What's lurking beneath: Eleanor's illustration soften convey a sense of atmosphere and intrigue
What’s lurking beneath: Eleanor’s illustration soften convey a sense of atmosphere and intrigue

How would you describe your illustrative style?

I like to create atmosphere in my work – this at times can be moody, mysterious and cinematic.  My work centres around drawing and mark making – I love the tactile qualities of wet ink on paper. For the past year, I have been working on a series of watercolour paintings. Watercolour can bring about the most amazing, dark, pooling and unexpected atmospheres that just don’t happen digitally!

An atmospheric watercolour illustration of a woman gazing out of a window, overlooking a full moon at night
Eleanor’s love for surrealist painters, writers and film-makers shines through in her distinctly cinematic and often subtly ominous illustrations

What inspires your work?

I read a lot of books and I watch a lot of films. The short stories of painter/ surrealist Leonora Carrington and the writer Daphne Du Maurier are fantastic – both have quite sinister undertones in their work.

I love the dreamy and seductive qualities of Peter Weir’s Picnic at Hanging Rock and the work of David Lynch. He captures that fuzzy area in-between waking and sleeping and its that indescribable and immersive feeling that I try to explore in my own work.

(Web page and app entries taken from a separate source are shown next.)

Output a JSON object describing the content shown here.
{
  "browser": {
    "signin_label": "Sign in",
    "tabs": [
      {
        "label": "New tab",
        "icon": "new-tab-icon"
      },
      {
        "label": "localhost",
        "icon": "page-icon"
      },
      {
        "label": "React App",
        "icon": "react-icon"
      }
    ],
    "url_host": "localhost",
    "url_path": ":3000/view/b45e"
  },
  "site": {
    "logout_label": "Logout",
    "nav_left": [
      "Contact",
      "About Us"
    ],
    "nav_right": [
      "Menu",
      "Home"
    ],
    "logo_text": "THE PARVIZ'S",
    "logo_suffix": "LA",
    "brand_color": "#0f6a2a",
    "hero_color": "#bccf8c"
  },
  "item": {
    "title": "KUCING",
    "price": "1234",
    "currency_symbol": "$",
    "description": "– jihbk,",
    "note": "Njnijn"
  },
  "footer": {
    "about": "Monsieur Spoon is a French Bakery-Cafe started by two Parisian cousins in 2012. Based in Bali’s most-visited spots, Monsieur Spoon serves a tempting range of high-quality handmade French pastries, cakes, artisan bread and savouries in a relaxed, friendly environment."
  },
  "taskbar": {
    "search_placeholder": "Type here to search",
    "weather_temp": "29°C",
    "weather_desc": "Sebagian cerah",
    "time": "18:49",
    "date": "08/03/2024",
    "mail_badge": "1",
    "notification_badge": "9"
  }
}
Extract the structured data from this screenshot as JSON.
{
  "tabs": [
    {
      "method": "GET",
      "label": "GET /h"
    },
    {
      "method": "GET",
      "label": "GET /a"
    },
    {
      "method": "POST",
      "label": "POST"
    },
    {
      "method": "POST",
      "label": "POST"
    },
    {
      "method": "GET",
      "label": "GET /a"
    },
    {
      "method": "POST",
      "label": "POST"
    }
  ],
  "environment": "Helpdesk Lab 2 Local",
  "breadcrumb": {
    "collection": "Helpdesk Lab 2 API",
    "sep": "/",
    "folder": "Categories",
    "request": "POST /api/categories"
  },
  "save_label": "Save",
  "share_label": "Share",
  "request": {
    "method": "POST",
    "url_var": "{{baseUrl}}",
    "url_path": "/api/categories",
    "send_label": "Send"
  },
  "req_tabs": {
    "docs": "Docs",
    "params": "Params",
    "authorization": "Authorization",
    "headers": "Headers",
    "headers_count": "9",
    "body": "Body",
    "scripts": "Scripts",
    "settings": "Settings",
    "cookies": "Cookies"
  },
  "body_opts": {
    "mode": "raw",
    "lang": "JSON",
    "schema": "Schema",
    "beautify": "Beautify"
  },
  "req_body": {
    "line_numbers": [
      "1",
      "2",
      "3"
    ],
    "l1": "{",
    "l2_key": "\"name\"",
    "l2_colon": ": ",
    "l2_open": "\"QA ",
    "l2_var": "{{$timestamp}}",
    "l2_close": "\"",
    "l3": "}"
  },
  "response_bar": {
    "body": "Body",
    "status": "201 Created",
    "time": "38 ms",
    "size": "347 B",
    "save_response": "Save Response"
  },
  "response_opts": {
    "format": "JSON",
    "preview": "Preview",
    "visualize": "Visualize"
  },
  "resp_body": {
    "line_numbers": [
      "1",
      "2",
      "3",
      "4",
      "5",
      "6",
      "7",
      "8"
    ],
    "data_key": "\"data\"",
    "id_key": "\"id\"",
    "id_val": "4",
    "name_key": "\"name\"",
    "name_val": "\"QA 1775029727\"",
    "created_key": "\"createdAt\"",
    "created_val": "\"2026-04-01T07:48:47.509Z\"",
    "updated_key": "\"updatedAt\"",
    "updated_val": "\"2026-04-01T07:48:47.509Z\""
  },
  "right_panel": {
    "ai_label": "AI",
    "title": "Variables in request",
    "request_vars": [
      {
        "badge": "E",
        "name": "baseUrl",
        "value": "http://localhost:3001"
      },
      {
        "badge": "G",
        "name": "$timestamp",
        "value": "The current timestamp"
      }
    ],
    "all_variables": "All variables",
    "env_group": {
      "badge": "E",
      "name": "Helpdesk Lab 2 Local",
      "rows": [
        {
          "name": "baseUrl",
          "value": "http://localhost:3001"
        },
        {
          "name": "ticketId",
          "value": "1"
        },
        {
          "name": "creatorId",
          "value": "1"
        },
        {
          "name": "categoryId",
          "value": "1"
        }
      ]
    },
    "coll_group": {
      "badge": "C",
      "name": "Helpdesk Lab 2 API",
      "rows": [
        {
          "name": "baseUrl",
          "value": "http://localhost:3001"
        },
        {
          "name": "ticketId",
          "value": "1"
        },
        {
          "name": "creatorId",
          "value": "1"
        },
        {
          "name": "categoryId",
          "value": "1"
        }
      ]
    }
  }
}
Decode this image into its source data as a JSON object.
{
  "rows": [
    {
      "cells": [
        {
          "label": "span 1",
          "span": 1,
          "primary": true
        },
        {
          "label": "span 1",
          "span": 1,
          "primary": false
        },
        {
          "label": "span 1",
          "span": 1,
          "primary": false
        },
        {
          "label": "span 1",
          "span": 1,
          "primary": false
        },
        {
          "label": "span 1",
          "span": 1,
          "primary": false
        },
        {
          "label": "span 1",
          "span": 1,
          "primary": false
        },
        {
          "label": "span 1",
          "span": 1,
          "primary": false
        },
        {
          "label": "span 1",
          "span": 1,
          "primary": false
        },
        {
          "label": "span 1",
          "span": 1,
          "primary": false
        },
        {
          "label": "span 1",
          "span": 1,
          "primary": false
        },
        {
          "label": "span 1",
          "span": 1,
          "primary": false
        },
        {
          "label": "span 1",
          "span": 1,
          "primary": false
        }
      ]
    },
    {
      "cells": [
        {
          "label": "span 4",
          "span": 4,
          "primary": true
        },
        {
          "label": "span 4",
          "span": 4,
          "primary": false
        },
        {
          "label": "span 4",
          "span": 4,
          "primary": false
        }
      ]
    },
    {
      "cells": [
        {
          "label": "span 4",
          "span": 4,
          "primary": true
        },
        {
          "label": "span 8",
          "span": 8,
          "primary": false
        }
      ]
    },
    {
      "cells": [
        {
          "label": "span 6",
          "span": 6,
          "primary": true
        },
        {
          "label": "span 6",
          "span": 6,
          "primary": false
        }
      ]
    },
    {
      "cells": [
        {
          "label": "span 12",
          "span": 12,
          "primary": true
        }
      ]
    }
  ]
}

An atmospheric watercolour illustration of a dead bird cupped between two hands
An illustration for the New York Times Sunday Review: ‘What Dying Looks Like’

What prompted you to begin sharing your art on Instagram?

I’m a visual person so Instagram felt like a perfect place to show my work and connect with my audience and other fellow artists. A few years ago, everyone used Tumblr – that was how I got commissioned for my first job.  Instagram was a natural progression and it seems to be a fairly positive space so I don’t mind spending my time on it.  It’s become a bigger part of my business now and often helps bring about commissions from clients and art directors.

An atmospheric watercolour illustration of a lone swimmer emerging from the water
‘Surfacing’ — an illustration from Eleanor’s recent publication, ‘Water’s Edge’
Is there a method to what you post or do you tend to just go with the flow?

I try and be consistent, although I am not always in the mood – social media savviness doesn’t come particularly naturally to me so I have to remind myself at times to post. I can become so caught up in my work that it’s easy to forget.

Have you had any unexpected surprises along the way?

It surprises me how some posts become unexpectedly popular. The trick is to not get too wrapped up in statistics and not let them completely dictate what you make!

An open sketchbook depicting tropical scenes in colourful pen and pencil
Remembering Corfu: a glimpse into Eleanor’s holiday sketchbook

Who do you follow yourself?

@loraavedian is a textile artist who’s work I discovered from her RCA show. She has some particularly stunning embroidery pieces.

@oliviekeck’s work is full of drama – car crashes, hurricanes, and other dramatic events with a great attention to pattern, shape and super bright colour.

@palomawool, I love the aesthetic of this clothing brand based in Barcelona. Not only are the clothes gorgeous, the styling, photo shoots and colour palettes crossover seamlessly into art, craft and design.

An atmospheric watercolour illustration of two figues emerging froma swamp
‘Swamp Women’ — an illustration from Eleanor’s recent publication, ‘Water’s Edge’

What’s in store for the future?

I am very excited for 2018 — I have a children’s book coming out in the spring with Laurence King and I plan to do some travelling which will feed into my work. Last year I worked on some limited edition screen prints and loved the process so I plan on working on some more which will be on sale in my shop, www.eleanortaylor.tictail.com.

A three colour (dark green, pink and yellow) screen print depicting the dense forest in the high altitudes of the Galápagos Islands
A limited edition screen print, inspired by the different zones on the Galápagos Islands, designed for East London natural history store, Eastern Biological